Pathan exploited conditions wonderfully at the start, but Mohammad Asif and Abdul Razzaq sustained seam movement and extravagant cut over both innings. India's celebrated batting, which had plundered 1,034 for 11 wickets in two Tests, meekly surrendered 20 for 503. Sachin Tendulkar betrayed evidence of mortality, never more so than in the face of a blistering short spell from Shoaib Akhtar at Faisalabad. Such was his form before the one-day series that the Times of India asked, in blasphemously large type on its front page, "Endulkar?" Tendulkar, not yet 33, revived in the one-day games. But it was a significant moment in the career of a cricketing god.
That spell in Faisalabad also re-ignited whispers about Akhtar's action. Greg Chappell, India's coach, raised tentative doubts, describing it as "seriously different", and the increasingly shrill Indian media pounced. Within hours, rumours flew as sources anonymous and otherwise chirped. When Akhtar pulled out of the one-day series, ostensibly with an ankle injury, they became frenzied. Chris Broad, no icon on the subcontinent, was the ICC referee for the one-day games; given his history of reporting illegal actions, speculation had Akhtar withdrawing to avoid being called. The fact that Indian spinner Harbhajan Singh, another bowler whose action had been fingered, was also declared unfit fuelled the gossip.
During the Test leg of the tour, the Indian media were preoccupied with ex-captain Sourav Ganguly, a controversial selection after his well-publicised spat with Chappell a few months earlier. The eve of each Test became Ganguly-watch: would he play, where would he bat, was there another squabble? He was selected, allegedly under external pressure, but didn't bat at Lahore; was axed at Faisalabad; and produced two cussed but ultimately middling innings at Karachi. Did his presence hamper India? One billion people back home had their own answers.
India's one-day team had no problems playing without Ganguly, and provided their best moments of the tour. A resounding series win was broadly patterned on putting the opposition in and letting the batsmen hunt the target down. Inzamam nearly derailed the teams' good relations in the first oneday international: correctly given out for obstructing the field, he argued with the umpires and then accused his opposite number, Rahul Dravid, of unsportsmanlike behaviour for appealing. He was wrong on all counts, and it soon blew over.
Pakistan's Test victory allowed them to complete an unusually busy home season with unexpected success: two series wins over strong opposition, England having lost 2-0. India showed they were not as savvy in Test cricket as in the shorter game, which they were to prove again when they too hosted England a few weeks later. The broader picture, with all three vying for the right to be called (deflatingly) the second-best in the world, remained intriguingly unclear.

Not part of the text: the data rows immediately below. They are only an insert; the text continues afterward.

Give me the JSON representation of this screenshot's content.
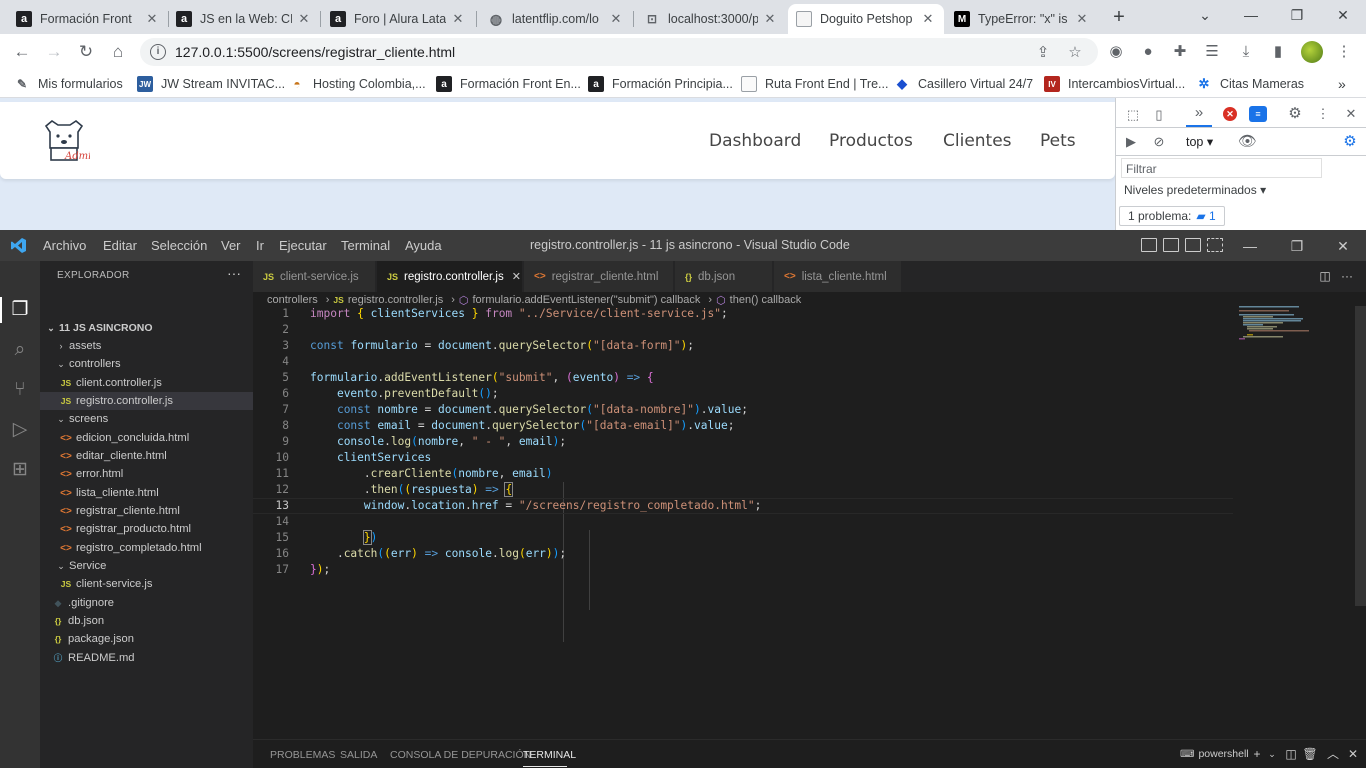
{
  "browser": {
    "tabs": [
      {
        "title": "Formación Front",
        "favicon": "alura-icon"
      },
      {
        "title": "JS en la Web: CRU",
        "favicon": "alura-icon"
      },
      {
        "title": "Foro | Alura Latar",
        "favicon": "alura-icon"
      },
      {
        "title": "latentflip.com/lo",
        "favicon": "globe-icon"
      },
      {
        "title": "localhost:3000/p",
        "favicon": "server-icon"
      },
      {
        "title": "Doguito Petshop",
        "favicon": "page-icon"
      },
      {
        "title": "TypeError: \"x\" is r",
        "favicon": "mdn-icon"
      }
    ],
    "active_tab_index": 5,
    "url": "127.0.0.1:5500/screens/registrar_cliente.html",
    "bookmarks": [
      {
        "label": "Mis formularios",
        "icon": "edit-icon"
      },
      {
        "label": "JW Stream INVITAC...",
        "icon": "jw-icon"
      },
      {
        "label": "Hosting Colombia,...",
        "icon": "hosting-icon"
      },
      {
        "label": "Formación Front En...",
        "icon": "alura-icon"
      },
      {
        "label": "Formación Principia...",
        "icon": "alura-icon"
      },
      {
        "label": "Ruta Front End | Tre...",
        "icon": "page-icon"
      },
      {
        "label": "Casillero Virtual 24/7",
        "icon": "diamond-icon"
      },
      {
        "label": "IntercambiosVirtual...",
        "icon": "iv-icon"
      },
      {
        "label": "Citas Mameras",
        "icon": "molecule-icon"
      }
    ]
  },
  "site": {
    "logo_text": "Admin",
    "nav": [
      "Dashboard",
      "Productos",
      "Clientes",
      "Pets"
    ]
  },
  "devtools": {
    "context": "top",
    "filter_placeholder": "Filtrar",
    "levels": "Niveles predeterminados",
    "problems_label": "1 problema:",
    "problems_count": "1",
    "error_count": "",
    "message_count": ""
  },
  "vscode": {
    "menu": [
      "Archivo",
      "Editar",
      "Selección",
      "Ver",
      "Ir",
      "Ejecutar",
      "Terminal",
      "Ayuda"
    ],
    "window_title": "registro.controller.js - 11 js asincrono - Visual Studio Code",
    "explorer_title": "EXPLORADOR",
    "tree": [
      {
        "label": "11 JS ASINCRONO",
        "kind": "root-open",
        "depth": 0
      },
      {
        "label": "assets",
        "kind": "folder-closed",
        "depth": 1
      },
      {
        "label": "controllers",
        "kind": "folder-open",
        "depth": 1
      },
      {
        "label": "client.controller.js",
        "kind": "js",
        "depth": 2
      },
      {
        "label": "registro.controller.js",
        "kind": "js",
        "depth": 2,
        "selected": true
      },
      {
        "label": "screens",
        "kind": "folder-open",
        "depth": 1
      },
      {
        "label": "edicion_concluida.html",
        "kind": "html",
        "depth": 2
      },
      {
        "label": "editar_cliente.html",
        "kind": "html",
        "depth": 2
      },
      {
        "label": "error.html",
        "kind": "html",
        "depth": 2
      },
      {
        "label": "lista_cliente.html",
        "kind": "html",
        "depth": 2
      },
      {
        "label": "registrar_cliente.html",
        "kind": "html",
        "depth": 2
      },
      {
        "label": "registrar_producto.html",
        "kind": "html",
        "depth": 2
      },
      {
        "label": "registro_completado.html",
        "kind": "html",
        "depth": 2
      },
      {
        "label": "Service",
        "kind": "folder-open",
        "depth": 1
      },
      {
        "label": "client-service.js",
        "kind": "js",
        "depth": 2
      },
      {
        "label": ".gitignore",
        "kind": "git",
        "depth": 1
      },
      {
        "label": "db.json",
        "kind": "json",
        "depth": 1
      },
      {
        "label": "package.json",
        "kind": "json",
        "depth": 1
      },
      {
        "label": "README.md",
        "kind": "md",
        "depth": 1
      }
    ],
    "editor_tabs": [
      {
        "label": "client-service.js",
        "kind": "js"
      },
      {
        "label": "registro.controller.js",
        "kind": "js",
        "active": true
      },
      {
        "label": "registrar_cliente.html",
        "kind": "html"
      },
      {
        "label": "db.json",
        "kind": "json"
      },
      {
        "label": "lista_cliente.html",
        "kind": "html"
      }
    ],
    "breadcrumbs": [
      "controllers",
      "registro.controller.js",
      "formulario.addEventListener(\"submit\") callback",
      "then() callback"
    ],
    "current_line": 13,
    "panel_tabs": [
      "PROBLEMAS",
      "SALIDA",
      "CONSOLA DE DEPURACIÓN",
      "TERMINAL"
    ],
    "active_panel_tab": "TERMINAL",
    "terminal_shell": "powershell"
  }
}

Match reports for
Tour Match: Pakistan A v Indians at Lahore, Jan 7-9, 2006
1st Test: Pakistan v India at Lahore, Jan 13-17, 2006
2nd Test: Pakistan v India at Faisalabad, Jan 21-25, 2006

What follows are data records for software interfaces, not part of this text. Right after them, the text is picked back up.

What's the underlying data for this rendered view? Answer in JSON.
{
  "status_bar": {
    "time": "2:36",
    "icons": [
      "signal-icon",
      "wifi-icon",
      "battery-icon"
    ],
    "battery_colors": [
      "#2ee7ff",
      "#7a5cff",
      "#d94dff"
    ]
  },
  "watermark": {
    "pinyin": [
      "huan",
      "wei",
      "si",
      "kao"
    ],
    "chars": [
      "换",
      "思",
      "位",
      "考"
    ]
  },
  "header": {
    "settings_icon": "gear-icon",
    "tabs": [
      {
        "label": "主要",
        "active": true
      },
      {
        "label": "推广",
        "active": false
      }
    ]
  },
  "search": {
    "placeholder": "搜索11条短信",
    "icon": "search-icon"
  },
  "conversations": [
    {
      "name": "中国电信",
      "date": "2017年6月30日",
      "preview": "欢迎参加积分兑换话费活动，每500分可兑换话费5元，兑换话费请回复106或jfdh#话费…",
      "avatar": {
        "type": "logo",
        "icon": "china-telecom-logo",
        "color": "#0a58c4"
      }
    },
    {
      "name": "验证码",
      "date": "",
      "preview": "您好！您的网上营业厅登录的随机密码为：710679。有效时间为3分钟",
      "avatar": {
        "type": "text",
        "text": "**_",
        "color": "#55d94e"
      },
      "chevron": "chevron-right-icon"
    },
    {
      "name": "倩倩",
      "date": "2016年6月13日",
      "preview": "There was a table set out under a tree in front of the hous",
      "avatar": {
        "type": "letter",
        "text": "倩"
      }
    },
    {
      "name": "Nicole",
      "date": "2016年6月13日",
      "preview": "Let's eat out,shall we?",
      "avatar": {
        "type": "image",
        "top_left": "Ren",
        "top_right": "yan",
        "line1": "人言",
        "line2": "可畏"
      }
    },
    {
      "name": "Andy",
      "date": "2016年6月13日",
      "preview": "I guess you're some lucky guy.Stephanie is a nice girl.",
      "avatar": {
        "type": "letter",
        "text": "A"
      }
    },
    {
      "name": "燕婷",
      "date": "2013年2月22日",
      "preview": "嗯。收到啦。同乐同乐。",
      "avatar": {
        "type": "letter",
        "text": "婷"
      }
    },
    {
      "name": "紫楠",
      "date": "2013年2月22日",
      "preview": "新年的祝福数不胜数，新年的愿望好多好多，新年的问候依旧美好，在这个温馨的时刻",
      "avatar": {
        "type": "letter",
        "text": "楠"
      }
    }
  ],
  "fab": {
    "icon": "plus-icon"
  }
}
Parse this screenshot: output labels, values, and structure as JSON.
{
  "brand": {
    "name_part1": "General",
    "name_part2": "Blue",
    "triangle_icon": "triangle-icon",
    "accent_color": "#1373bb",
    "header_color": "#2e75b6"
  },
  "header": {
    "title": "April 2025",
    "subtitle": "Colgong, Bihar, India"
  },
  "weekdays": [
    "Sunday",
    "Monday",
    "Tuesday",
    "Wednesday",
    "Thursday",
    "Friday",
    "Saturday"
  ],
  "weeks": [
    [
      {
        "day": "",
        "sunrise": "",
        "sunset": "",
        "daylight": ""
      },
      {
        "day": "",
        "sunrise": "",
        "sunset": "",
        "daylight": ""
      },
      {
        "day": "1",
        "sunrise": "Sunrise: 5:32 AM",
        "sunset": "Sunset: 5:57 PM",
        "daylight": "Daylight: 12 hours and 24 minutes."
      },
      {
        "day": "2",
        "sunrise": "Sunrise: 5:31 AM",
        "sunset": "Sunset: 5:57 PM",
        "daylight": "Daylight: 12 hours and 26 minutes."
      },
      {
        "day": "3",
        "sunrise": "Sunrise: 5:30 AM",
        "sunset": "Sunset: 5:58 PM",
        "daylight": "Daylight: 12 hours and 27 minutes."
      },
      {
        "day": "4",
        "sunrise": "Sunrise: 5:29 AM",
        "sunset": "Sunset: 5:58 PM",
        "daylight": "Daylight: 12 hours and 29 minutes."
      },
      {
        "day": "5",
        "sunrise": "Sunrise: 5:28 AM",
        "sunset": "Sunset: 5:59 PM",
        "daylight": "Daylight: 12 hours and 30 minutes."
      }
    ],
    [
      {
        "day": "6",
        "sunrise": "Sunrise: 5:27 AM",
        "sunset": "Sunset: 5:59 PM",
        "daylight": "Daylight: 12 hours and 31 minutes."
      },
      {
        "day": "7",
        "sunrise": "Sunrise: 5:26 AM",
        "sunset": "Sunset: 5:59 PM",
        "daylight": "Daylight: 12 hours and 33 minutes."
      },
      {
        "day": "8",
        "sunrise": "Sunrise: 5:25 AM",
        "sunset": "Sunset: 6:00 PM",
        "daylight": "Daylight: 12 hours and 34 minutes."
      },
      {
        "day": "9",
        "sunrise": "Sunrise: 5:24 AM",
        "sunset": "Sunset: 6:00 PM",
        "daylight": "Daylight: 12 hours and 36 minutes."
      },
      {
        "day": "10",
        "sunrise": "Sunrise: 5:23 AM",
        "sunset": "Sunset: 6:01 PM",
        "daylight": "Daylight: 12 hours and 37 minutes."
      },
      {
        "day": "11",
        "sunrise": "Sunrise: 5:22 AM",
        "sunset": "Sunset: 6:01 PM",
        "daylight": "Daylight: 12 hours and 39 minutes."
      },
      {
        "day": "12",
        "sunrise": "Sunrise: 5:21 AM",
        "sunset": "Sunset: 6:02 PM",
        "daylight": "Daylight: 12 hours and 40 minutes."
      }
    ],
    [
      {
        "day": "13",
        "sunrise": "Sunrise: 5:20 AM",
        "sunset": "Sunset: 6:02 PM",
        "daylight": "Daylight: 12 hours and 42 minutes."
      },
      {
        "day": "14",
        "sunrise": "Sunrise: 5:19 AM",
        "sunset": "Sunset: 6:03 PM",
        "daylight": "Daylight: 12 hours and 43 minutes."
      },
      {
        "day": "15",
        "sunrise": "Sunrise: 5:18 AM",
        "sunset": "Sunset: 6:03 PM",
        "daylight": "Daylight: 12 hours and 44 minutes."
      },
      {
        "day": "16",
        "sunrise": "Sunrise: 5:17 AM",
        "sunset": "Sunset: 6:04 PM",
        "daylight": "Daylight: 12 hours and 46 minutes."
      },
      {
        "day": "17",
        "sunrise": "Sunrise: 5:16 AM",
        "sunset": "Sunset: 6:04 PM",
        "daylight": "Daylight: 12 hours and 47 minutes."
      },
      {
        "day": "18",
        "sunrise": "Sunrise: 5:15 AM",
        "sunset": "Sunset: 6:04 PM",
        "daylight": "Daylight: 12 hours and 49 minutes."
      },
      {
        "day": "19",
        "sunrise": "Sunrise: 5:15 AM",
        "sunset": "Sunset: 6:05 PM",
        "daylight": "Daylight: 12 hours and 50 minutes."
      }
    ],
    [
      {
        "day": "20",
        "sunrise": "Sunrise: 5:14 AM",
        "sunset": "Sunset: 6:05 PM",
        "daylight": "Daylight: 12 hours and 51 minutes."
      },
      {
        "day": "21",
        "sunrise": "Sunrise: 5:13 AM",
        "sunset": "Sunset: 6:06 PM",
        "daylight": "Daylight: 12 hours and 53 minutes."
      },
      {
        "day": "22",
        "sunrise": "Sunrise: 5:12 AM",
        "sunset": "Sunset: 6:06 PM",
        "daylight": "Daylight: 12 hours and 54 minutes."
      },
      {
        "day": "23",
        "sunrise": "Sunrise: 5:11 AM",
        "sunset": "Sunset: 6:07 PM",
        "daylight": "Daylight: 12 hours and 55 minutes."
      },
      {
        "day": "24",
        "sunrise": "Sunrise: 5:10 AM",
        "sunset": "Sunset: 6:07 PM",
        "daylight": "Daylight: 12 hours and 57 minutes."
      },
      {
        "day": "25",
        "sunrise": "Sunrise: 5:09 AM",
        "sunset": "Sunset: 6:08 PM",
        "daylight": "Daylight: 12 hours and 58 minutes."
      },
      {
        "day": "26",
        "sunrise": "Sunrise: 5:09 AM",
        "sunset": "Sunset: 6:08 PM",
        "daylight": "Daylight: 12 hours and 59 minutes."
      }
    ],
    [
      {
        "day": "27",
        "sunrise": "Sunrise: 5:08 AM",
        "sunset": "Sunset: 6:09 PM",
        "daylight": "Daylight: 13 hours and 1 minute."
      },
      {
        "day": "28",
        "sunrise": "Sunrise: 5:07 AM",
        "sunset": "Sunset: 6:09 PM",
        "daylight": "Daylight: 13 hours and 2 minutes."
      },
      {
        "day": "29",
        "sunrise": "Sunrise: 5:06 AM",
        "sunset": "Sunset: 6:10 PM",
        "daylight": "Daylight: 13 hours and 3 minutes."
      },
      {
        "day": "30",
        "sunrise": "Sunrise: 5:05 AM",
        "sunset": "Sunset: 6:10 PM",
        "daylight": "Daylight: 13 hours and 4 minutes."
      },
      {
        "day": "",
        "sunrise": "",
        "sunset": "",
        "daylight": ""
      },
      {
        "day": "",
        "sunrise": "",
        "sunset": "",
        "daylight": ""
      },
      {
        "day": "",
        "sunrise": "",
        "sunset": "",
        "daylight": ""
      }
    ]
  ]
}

3rd Test: Pakistan v India at Karachi, Jan 29-Feb 1, 2006
1st ODI: Pakistan v India at Peshawar, Feb 6, 2006
2nd ODI: Pakistan v India at Rawalpindi, Feb 11, 2006
3rd ODI: Pakistan v India at Lahore, Feb 13, 2006

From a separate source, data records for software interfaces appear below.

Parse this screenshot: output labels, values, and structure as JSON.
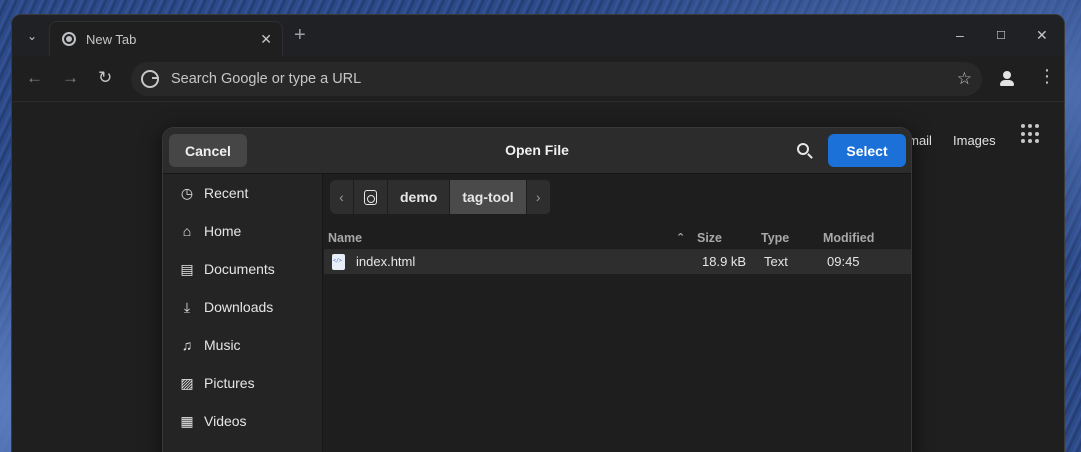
{
  "browser": {
    "tab": {
      "title": "New Tab"
    },
    "window_controls": {
      "minimize": "–",
      "maximize": "☐",
      "close": "✕"
    },
    "omnibox": {
      "placeholder": "Search Google or type a URL"
    },
    "ntp": {
      "gmail": "Gmail",
      "images": "Images"
    }
  },
  "dialog": {
    "title": "Open File",
    "cancel_label": "Cancel",
    "select_label": "Select",
    "sidebar": [
      {
        "label": "Recent",
        "icon": "clock-icon"
      },
      {
        "label": "Home",
        "icon": "home-icon"
      },
      {
        "label": "Documents",
        "icon": "document-icon"
      },
      {
        "label": "Downloads",
        "icon": "download-icon"
      },
      {
        "label": "Music",
        "icon": "music-icon"
      },
      {
        "label": "Pictures",
        "icon": "picture-icon"
      },
      {
        "label": "Videos",
        "icon": "video-icon"
      }
    ],
    "pathbar": {
      "segments": [
        "demo",
        "tag-tool"
      ],
      "current": "tag-tool"
    },
    "columns": {
      "name": "Name",
      "size": "Size",
      "type": "Type",
      "modified": "Modified"
    },
    "files": [
      {
        "name": "index.html",
        "size": "18.9 kB",
        "type": "Text",
        "modified": "09:45"
      }
    ]
  }
}
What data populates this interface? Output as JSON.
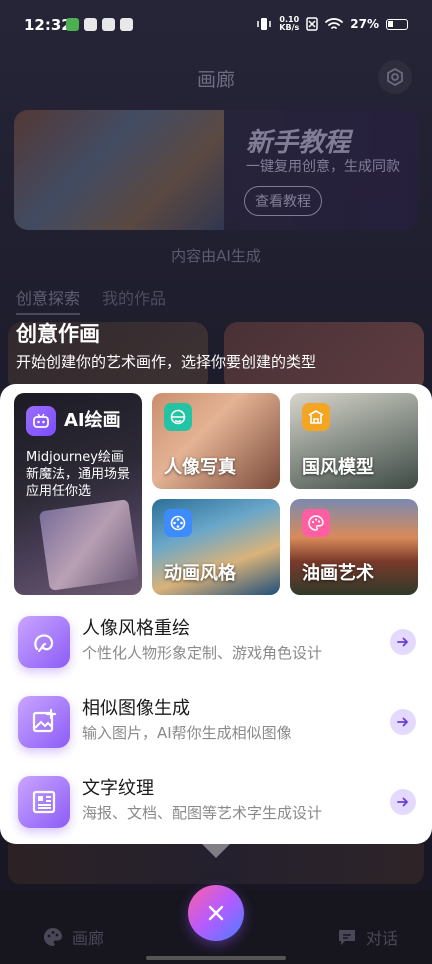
{
  "status": {
    "time": "12:32",
    "net_speed": "0.10",
    "net_unit": "KB/s",
    "battery": "27%"
  },
  "header": {
    "title": "画廊",
    "settings_icon": "hexagon-settings-icon"
  },
  "banner": {
    "title": "新手教程",
    "subtitle": "一键复用创意，生成同款",
    "button": "查看教程"
  },
  "ai_note": "内容由AI生成",
  "tabs": [
    {
      "label": "创意探索",
      "active": true
    },
    {
      "label": "我的作品",
      "active": false
    }
  ],
  "overlay": {
    "title": "创意作画",
    "subtitle": "开始创建你的艺术画作，选择你要创建的类型"
  },
  "ai_card": {
    "label": "AI绘画",
    "description": "Midjourney绘画新魔法，通用场景应用任你选",
    "icon": "robot-icon"
  },
  "tiles": [
    {
      "label": "人像写真",
      "icon": "face-icon",
      "icon_color": "#22c4a4"
    },
    {
      "label": "国风模型",
      "icon": "pavilion-icon",
      "icon_color": "#f5a524"
    },
    {
      "label": "动画风格",
      "icon": "film-reel-icon",
      "icon_color": "#3d8bff"
    },
    {
      "label": "油画艺术",
      "icon": "palette-icon",
      "icon_color": "#ff5fa2"
    }
  ],
  "rows": [
    {
      "title": "人像风格重绘",
      "subtitle": "个性化人物形象定制、游戏角色设计",
      "icon": "portrait-redraw-icon"
    },
    {
      "title": "相似图像生成",
      "subtitle": "输入图片，AI帮你生成相似图像",
      "icon": "image-add-icon"
    },
    {
      "title": "文字纹理",
      "subtitle": "海报、文档、配图等艺术字生成设计",
      "icon": "text-texture-icon"
    }
  ],
  "bottom_nav": {
    "gallery": "画廊",
    "chat": "对话"
  },
  "colors": {
    "accent": "#8b5cf6",
    "fab_start": "#ff5fa2",
    "fab_end": "#4a7dff"
  }
}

4th ODI: Pakistan v India at Multan, Feb 16, 2006
5th ODI: Pakistan v India at Karachi, Feb 19, 2006